It was a day like any other. I was sitting in a small booth beside the entrance of our local public forest. The forest was located in the outskirts of Kingsham and marked the edge of the city. The other woods nearby were dangerous, dark, unguarded and rumored to be haunted. I always thought people to be idiots to come visit the forest where I worked, as the other forests were free, but the events I encountered only left me to imagine what horrors occur in the dark, awful forests where no one went. The forest where I worked was a well-kept park of sorts, surrounded by a head-high fence. The perimeter of the woods could be circled completely in around two hours, so the forest wasn’t all that large. It mainly contained of a small, grassy centre surrounded by various paths radiating out from that centre. Like veins tracing out of the centre towards the various extremities consisting of an array of various types of trees and foliage

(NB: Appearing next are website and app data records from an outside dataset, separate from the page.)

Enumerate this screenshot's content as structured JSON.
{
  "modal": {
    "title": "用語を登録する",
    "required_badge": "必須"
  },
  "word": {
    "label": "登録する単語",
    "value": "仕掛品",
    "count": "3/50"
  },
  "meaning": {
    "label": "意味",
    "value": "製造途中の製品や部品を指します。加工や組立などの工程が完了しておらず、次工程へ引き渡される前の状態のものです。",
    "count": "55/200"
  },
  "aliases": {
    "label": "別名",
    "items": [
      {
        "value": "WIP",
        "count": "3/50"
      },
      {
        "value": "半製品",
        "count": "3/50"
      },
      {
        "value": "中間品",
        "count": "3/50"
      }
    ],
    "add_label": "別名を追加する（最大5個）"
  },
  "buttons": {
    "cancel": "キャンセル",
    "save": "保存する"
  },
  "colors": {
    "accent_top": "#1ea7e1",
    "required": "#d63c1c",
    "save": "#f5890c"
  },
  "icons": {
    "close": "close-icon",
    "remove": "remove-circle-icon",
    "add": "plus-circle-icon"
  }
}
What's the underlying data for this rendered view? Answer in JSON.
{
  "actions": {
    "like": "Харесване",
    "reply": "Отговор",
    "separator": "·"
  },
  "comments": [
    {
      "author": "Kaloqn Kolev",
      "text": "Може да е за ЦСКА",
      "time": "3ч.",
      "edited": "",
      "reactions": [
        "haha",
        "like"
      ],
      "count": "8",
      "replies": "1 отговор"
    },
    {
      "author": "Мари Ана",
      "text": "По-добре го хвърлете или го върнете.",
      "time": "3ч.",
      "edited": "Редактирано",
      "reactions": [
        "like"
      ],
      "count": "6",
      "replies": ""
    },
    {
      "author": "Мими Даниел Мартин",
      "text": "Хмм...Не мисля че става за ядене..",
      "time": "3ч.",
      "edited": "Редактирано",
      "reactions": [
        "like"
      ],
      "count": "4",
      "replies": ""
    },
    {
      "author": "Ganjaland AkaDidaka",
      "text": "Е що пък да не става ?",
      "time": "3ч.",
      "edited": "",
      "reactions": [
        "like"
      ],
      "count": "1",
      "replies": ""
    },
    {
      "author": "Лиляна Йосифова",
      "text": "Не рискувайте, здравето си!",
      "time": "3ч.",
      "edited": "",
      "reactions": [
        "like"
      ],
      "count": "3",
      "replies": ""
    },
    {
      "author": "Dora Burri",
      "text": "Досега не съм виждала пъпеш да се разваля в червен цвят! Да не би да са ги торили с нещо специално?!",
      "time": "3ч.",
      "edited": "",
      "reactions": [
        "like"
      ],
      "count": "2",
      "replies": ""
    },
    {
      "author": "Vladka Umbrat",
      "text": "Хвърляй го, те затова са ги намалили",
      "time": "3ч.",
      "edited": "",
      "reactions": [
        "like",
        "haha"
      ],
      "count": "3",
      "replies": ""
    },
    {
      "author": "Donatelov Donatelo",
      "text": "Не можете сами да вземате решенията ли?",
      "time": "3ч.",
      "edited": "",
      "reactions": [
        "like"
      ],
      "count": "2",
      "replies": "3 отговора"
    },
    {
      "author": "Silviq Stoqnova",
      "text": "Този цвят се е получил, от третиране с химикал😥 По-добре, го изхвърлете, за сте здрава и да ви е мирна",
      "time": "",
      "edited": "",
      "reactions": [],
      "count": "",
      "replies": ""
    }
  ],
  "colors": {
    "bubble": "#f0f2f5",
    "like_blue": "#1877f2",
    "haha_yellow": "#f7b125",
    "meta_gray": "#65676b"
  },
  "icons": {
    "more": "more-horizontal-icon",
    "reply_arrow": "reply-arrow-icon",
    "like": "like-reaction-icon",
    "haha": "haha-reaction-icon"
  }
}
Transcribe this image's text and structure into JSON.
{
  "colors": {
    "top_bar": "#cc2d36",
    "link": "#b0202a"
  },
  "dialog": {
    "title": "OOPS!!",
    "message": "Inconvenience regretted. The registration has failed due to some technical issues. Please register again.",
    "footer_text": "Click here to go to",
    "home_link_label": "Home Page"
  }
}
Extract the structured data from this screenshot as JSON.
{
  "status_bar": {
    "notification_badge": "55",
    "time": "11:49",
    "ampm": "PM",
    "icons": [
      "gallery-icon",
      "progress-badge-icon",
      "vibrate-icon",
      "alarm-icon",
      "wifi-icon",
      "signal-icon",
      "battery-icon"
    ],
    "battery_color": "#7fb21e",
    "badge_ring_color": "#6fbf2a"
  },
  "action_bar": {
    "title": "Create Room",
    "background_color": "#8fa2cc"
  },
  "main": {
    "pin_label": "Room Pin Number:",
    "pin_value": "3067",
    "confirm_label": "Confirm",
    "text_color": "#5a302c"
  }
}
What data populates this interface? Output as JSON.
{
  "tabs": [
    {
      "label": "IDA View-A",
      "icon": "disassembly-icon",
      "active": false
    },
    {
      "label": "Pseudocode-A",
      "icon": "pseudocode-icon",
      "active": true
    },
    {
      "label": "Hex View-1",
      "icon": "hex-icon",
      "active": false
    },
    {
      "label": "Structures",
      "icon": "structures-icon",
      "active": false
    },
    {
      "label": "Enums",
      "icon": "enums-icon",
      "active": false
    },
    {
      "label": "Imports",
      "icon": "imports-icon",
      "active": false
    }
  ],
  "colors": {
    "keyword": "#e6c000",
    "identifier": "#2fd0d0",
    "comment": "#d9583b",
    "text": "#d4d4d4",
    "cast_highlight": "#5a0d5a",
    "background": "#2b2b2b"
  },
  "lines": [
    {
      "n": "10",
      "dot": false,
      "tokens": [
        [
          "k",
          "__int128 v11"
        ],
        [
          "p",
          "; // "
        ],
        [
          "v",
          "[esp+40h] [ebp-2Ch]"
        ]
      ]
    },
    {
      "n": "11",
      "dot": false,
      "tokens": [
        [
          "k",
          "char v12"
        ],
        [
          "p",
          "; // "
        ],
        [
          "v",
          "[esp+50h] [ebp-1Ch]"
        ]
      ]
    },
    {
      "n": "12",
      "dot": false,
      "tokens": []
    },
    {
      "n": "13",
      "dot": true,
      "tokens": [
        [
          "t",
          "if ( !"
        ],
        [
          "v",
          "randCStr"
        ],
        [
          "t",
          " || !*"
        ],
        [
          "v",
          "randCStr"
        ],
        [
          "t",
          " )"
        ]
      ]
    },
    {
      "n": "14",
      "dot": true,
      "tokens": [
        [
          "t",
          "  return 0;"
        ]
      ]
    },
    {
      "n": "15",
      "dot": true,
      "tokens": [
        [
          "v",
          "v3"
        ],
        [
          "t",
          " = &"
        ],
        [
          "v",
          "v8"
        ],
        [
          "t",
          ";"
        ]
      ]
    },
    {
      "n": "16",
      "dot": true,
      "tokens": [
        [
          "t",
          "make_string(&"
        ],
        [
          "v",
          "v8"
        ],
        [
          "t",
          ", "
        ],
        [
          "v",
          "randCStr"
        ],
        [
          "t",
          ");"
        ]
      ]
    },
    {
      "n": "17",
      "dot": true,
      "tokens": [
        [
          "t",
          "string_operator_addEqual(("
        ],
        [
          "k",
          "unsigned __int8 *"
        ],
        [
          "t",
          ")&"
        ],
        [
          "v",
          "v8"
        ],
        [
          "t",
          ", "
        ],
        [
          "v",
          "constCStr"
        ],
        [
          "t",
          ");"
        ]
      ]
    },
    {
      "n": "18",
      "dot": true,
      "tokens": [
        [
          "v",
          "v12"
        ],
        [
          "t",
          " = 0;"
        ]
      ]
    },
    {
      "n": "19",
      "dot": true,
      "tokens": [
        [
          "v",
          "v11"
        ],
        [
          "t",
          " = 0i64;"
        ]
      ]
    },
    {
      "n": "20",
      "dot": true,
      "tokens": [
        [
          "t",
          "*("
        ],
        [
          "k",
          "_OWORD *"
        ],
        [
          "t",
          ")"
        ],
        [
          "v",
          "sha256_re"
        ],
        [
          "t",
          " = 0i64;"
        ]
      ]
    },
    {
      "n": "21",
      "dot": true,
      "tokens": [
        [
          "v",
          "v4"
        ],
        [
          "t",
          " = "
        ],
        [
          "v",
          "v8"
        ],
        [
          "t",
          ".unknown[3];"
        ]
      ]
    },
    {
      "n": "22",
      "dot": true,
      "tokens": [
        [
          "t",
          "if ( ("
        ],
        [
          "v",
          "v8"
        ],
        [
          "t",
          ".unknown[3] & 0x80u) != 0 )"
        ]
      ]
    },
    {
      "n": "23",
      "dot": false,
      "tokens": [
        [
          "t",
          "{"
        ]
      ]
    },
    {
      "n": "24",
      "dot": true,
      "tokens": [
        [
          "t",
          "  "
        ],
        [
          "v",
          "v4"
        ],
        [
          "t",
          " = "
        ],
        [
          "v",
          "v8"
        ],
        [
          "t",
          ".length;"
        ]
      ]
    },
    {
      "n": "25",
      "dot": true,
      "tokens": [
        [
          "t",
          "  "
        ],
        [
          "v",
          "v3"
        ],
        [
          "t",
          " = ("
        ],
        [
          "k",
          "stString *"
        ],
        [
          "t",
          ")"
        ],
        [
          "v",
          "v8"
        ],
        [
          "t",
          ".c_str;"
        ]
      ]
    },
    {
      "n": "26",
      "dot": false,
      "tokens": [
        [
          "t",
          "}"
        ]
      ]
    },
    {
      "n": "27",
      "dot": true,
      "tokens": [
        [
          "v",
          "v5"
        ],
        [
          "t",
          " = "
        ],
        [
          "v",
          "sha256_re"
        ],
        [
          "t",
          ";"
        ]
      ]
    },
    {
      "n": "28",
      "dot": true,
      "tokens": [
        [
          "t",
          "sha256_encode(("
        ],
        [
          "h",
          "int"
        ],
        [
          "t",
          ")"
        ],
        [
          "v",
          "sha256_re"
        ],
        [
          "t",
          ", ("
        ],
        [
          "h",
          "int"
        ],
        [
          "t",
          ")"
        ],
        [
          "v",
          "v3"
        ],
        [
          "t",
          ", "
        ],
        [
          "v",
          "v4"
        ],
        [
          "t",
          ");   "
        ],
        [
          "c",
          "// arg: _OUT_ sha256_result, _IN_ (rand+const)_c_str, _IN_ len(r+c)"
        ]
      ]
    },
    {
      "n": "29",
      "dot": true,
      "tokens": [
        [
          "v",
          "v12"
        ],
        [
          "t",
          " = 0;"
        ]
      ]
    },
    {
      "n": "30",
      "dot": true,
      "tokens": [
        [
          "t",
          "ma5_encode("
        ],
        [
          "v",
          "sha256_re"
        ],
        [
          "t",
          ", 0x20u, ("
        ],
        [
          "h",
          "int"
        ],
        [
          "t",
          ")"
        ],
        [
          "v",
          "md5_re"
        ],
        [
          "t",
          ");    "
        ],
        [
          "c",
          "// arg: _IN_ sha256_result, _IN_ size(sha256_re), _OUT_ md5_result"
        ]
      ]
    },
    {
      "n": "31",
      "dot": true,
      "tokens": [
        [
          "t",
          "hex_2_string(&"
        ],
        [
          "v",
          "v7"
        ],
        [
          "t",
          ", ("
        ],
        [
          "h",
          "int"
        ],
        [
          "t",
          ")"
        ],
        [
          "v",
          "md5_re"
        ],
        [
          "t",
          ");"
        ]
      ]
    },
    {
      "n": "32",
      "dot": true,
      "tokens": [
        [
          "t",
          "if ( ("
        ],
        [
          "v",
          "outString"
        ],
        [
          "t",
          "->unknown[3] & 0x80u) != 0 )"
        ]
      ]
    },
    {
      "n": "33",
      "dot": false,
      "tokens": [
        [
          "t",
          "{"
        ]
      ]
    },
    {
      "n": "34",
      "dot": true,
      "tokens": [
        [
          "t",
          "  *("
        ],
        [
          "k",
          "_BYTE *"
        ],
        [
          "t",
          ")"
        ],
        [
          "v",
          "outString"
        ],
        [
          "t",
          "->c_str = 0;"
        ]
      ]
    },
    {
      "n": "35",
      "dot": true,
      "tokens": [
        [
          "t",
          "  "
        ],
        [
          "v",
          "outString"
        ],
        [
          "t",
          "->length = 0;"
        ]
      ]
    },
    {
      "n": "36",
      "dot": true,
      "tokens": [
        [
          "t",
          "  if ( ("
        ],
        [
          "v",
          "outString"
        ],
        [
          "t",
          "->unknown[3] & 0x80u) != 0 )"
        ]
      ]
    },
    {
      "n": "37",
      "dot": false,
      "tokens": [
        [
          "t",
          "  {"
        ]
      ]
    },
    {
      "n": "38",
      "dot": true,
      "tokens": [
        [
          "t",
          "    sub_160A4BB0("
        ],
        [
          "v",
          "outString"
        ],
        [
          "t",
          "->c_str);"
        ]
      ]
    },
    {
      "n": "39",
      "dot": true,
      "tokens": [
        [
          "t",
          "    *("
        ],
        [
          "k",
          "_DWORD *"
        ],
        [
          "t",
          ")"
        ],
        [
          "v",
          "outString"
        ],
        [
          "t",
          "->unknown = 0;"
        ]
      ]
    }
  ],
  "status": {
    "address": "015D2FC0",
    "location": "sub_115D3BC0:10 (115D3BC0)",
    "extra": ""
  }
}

My job was to oversee the people entering and taking care of the obligatory entry fee. The fee wasn’t much at all, but because of the amount of people that enter it was enough to pay me and the overseer as little as we got. Well, it used to be enough. People didn’t visit that much any more, and those who visited reluctantly parted with their coins in order to enter the forest, and sometimes I let people in for free because they were excited to enter, and who am I to lower their excitement. But the forest was nice.
The entry booth was less nice. It was small and made of rotten, damp wood. A dankness filled the little space I had, accompanied by a small gas lantern and my cold, claustrophobic self. I was seated in a chair, chest almost pressed against the counter and the back of the chair was against the back wall. The enclosement was horrid, and the lack of a window thoroughly enforced that feeling. Right, next to the forest, was a solid, windowless wall, and left was the door that locked me away from the breezy, blue-skied outside world. The heavy wooden door locked from the inside to make sure that no people could forcefully enter their way in. The room was cramped, dark, horrible, yet safe. But could never have been safe enough.
The day it all started, as far as I recall, the skies were monotonously grey, and the colors of the woods inspired no will to enter. As not many people did that day, besides the regulars who visited every other day. I didn’t always ask them to pay, it would not feel right to ask them every time they entered. But they were only three folks, no one else entered during the endless amount of hours we were opened. Except for one man: a tall, athletically built man dressed in a nice, long, black coat. The sling of a large, black duffle bag was thrown around his right shoulder, and both hands were keeping the bag from swinging too much as he walked. He reached the entrance and only gazed at me with piercing, brown eyes. He never slowed his pace as he entered. I did not think much of it, as getting out to chase him would have taken too much effort. I was happy to have some folks in the forest.
As the dark night started to take over the greyness of that day, the sky turned a golden grey and it got darker and darker. I had forgotten about the man in the forest, but during the late twilight he reminded me of his presence by leaving the forest. Bereft of his bag, and with his once pristine coat dirtied, he walked quickly out of the forest, only to swiftly disappear in the darkness of the road, too fast for me to call after him. It kept me awake throughout the night. Had something in the woods attacked him? Was it a beast? Had the regulars, two women and one man, felt it necessary to throw him to the ground? But there were no beasts in the forest, and the three regulars were elderlies, too crippled to even think about a physical conflict. Come to think of it, the regulars never left the forest. Not as I closed the gate besides the booth, and neither as I opened that gate which was also the only entrance to the forest.